Reading this book encourages you to think big. What are you passionate about? What are you ticked off about? What can be done about it? What can you do? Feldt makes the case that if we band together with other women (and males allies), anything is possible. We just need a lot of hard work and even more persistence.

This is a must-read for feminists, male allies and other progressives (who should call themselves feminists – ahem!). Get your copy at Amazon, Barnes & Noble or IndieBound.

Win a copy of No Excuses!
I have one copy of the book to give away – yay! To enter, ust drop me an email ( or leave a note in the comments, and tell me how you are changing the world right now. Hurry, don’t delay! Contest ends this Friday, Nov. 19, at 5 PM CST.

Book Review: Peel My Love Like An Onion

This summer been wacky. I haven’t been writing a lot lately as I’ve been traveling pretty much nonstop since the end of July. When I haven’t been on the road or spending time with family and friends, I’ve been recovering from having all that fun.

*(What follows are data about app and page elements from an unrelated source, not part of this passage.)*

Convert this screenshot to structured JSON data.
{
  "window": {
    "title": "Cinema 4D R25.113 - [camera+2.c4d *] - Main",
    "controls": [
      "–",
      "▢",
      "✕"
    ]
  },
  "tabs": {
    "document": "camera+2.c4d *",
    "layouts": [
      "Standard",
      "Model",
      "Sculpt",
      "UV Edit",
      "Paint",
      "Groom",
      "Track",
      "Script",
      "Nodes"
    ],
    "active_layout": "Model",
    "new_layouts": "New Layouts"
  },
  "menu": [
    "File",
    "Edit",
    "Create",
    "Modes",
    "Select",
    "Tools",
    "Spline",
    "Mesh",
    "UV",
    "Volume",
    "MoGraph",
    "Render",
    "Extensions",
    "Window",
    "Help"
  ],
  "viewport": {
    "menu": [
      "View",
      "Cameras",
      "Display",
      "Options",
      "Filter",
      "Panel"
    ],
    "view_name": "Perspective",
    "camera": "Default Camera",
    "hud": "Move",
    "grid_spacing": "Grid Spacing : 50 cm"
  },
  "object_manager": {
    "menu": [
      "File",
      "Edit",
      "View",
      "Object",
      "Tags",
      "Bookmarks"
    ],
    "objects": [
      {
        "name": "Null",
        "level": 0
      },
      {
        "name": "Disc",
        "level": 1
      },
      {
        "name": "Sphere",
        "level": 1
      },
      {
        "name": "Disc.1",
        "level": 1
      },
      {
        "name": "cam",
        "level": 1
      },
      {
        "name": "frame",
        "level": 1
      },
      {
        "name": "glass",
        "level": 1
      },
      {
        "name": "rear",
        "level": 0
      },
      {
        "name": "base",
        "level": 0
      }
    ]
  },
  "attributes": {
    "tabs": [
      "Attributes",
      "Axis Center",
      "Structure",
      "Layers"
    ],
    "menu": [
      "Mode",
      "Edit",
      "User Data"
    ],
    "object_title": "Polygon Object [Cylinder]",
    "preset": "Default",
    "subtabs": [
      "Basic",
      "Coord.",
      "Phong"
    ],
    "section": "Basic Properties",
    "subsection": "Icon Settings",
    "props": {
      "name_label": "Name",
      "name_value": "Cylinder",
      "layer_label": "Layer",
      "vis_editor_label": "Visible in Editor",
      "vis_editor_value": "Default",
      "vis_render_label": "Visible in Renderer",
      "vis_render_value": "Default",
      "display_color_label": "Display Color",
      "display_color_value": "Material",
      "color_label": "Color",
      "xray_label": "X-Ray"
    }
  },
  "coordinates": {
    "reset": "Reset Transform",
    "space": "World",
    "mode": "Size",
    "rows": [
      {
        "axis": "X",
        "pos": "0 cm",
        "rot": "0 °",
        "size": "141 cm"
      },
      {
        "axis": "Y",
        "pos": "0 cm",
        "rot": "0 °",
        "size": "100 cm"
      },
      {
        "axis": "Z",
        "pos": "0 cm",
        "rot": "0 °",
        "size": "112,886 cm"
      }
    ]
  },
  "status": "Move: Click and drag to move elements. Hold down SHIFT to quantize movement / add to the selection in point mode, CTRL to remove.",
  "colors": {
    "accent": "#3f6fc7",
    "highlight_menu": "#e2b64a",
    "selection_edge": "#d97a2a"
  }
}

I haven’t even been reading much, unlike the beginning of the summer, when I read fourteen books in June and July. Still, I did just finish “Peel My Love Like an Onion” by Ana Castillo, and since this is a blog about feminism and disability (well most of the time), I thought I’d tell y’all about it

“Peel My Love Like An Onion” is the story of Carmen, a Mexican-American flamenco dancer from Chicago, and her long-running love affairs with two men, Augustín and Manolo. Carmen’s stage name is Carmen la Coja, which is Spanish for Carmen the Cripple, as she had polio as a child. Carmen wears a brace on her leg, walks (and dances) with a limp and, as the story progresses, begins to experience the effects of post-polio syndrome.

And yet, Carmen’s disability is not the focus of this novel. It is not about how she “overcomes” her disability to have a dancing career. Instead, “Peel My Love Like An Onion” is about the never-ending saga of the torrid love triangle between Carmen, Augustín and Manolo. It is about Carmen’s relationships with her parents and her brothers. It is about her identity and heritage as a Chicagoan, Chicana (Is tht the right word?) and American.

I’m not saying that disability, pain and illness are not crucial to this novel. They are, as they form the core of who Carmen is. But this is not just a disability novel. It is the story of Carmen’s dancing career, love affairs and family life. It is also the story of a woman who happens to have a disability.

If you need something good to read, “Peel My Love Like An Onion” by Ana Castillo is worth a look.

P.S. I have received absolutely no compensation for this review. I actually got the book out of the library.